Problem to solve: Copy out all of the entries below without any change.

# # # # #

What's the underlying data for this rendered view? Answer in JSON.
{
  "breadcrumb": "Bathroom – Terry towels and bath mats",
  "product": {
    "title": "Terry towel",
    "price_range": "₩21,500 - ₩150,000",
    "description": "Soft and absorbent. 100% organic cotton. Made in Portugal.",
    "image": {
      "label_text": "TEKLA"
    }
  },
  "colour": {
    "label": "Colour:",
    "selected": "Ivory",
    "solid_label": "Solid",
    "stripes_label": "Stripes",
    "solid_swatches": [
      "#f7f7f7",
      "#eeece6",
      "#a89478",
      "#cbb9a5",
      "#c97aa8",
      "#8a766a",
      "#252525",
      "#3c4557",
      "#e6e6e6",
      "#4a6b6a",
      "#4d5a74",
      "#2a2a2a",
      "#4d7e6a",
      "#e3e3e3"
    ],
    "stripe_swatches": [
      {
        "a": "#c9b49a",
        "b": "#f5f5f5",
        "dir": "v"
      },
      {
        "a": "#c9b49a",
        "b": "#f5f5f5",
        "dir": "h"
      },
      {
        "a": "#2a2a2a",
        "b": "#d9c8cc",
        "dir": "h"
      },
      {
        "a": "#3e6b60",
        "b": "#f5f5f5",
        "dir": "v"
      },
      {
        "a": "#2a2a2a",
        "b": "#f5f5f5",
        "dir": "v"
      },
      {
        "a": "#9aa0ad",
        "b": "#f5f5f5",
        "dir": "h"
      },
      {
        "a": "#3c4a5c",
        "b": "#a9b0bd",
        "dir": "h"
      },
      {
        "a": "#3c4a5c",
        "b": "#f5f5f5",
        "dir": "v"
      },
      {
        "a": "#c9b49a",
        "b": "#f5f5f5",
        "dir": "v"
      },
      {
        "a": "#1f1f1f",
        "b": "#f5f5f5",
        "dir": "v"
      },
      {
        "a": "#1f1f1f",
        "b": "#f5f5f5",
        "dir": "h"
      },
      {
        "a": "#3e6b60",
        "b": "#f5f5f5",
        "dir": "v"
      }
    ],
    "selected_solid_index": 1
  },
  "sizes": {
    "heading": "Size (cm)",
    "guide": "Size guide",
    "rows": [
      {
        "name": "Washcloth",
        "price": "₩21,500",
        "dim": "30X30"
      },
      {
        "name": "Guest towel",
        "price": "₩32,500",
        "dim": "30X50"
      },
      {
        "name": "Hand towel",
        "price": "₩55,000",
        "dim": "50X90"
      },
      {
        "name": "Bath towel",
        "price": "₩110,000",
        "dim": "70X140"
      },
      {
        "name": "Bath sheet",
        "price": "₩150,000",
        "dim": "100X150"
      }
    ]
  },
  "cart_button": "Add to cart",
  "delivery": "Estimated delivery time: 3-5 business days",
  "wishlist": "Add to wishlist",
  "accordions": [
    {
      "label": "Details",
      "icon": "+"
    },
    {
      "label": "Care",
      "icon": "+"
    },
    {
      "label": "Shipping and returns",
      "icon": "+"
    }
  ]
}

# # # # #

Completed task:
What's the underlying data for this rendered view? Answer in JSON.
{
  "breadcrumb": "Bathroom – Terry towels and bath mats",
  "product": {
    "title": "Terry towel",
    "price_range": "₩21,500 - ₩150,000",
    "description": "Soft and absorbent. 100% organic cotton. Made in Portugal.",
    "image": {
      "label_text": "TEKLA"
    }
  },
  "colour": {
    "label": "Colour:",
    "selected": "Ivory",
    "solid_label": "Solid",
    "stripes_label": "Stripes",
    "solid_swatches": [
      "#f7f7f7",
      "#eeece6",
      "#a89478",
      "#cbb9a5",
      "#c97aa8",
      "#8a766a",
      "#252525",
      "#3c4557",
      "#e6e6e6",
      "#4a6b6a",
      "#4d5a74",
      "#2a2a2a",
      "#4d7e6a",
      "#e3e3e3"
    ],
    "stripe_swatches": [
      {
        "a": "#c9b49a",
        "b": "#f5f5f5",
        "dir": "v"
      },
      {
        "a": "#c9b49a",
        "b": "#f5f5f5",
        "dir": "h"
      },
      {
        "a": "#2a2a2a",
        "b": "#d9c8cc",
        "dir": "h"
      },
      {
        "a": "#3e6b60",
        "b": "#f5f5f5",
        "dir": "v"
      },
      {
        "a": "#2a2a2a",
        "b": "#f5f5f5",
        "dir": "v"
      },
      {
        "a": "#9aa0ad",
        "b": "#f5f5f5",
        "dir": "h"
      },
      {
        "a": "#3c4a5c",
        "b": "#a9b0bd",
        "dir": "h"
      },
      {
        "a": "#3c4a5c",
        "b": "#f5f5f5",
        "dir": "v"
      },
      {
        "a": "#c9b49a",
        "b": "#f5f5f5",
        "dir": "v"
      },
      {
        "a": "#1f1f1f",
        "b": "#f5f5f5",
        "dir": "v"
      },
      {
        "a": "#1f1f1f",
        "b": "#f5f5f5",
        "dir": "h"
      },
      {
        "a": "#3e6b60",
        "b": "#f5f5f5",
        "dir": "v"
      }
    ],
    "selected_solid_index": 1
  },
  "sizes": {
    "heading": "Size (cm)",
    "guide": "Size guide",
    "rows": [
      {
        "name": "Washcloth",
        "price": "₩21,500",
        "dim": "30X30"
      },
      {
        "name": "Guest towel",
        "price": "₩32,500",
        "dim": "30X50"
      },
      {
        "name": "Hand towel",
        "price": "₩55,000",
        "dim": "50X90"
      },
      {
        "name": "Bath towel",
        "price": "₩110,000",
        "dim": "70X140"
      },
      {
        "name": "Bath sheet",
        "price": "₩150,000",
        "dim": "100X150"
      }
    ]
  },
  "cart_button": "Add to cart",
  "delivery": "Estimated delivery time: 3-5 business days",
  "wishlist": "Add to wishlist",
  "accordions": [
    {
      "label": "Details",
      "icon": "+"
    },
    {
      "label": "Care",
      "icon": "+"
    },
    {
      "label": "Shipping and returns",
      "icon": "+"
    }
  ]
}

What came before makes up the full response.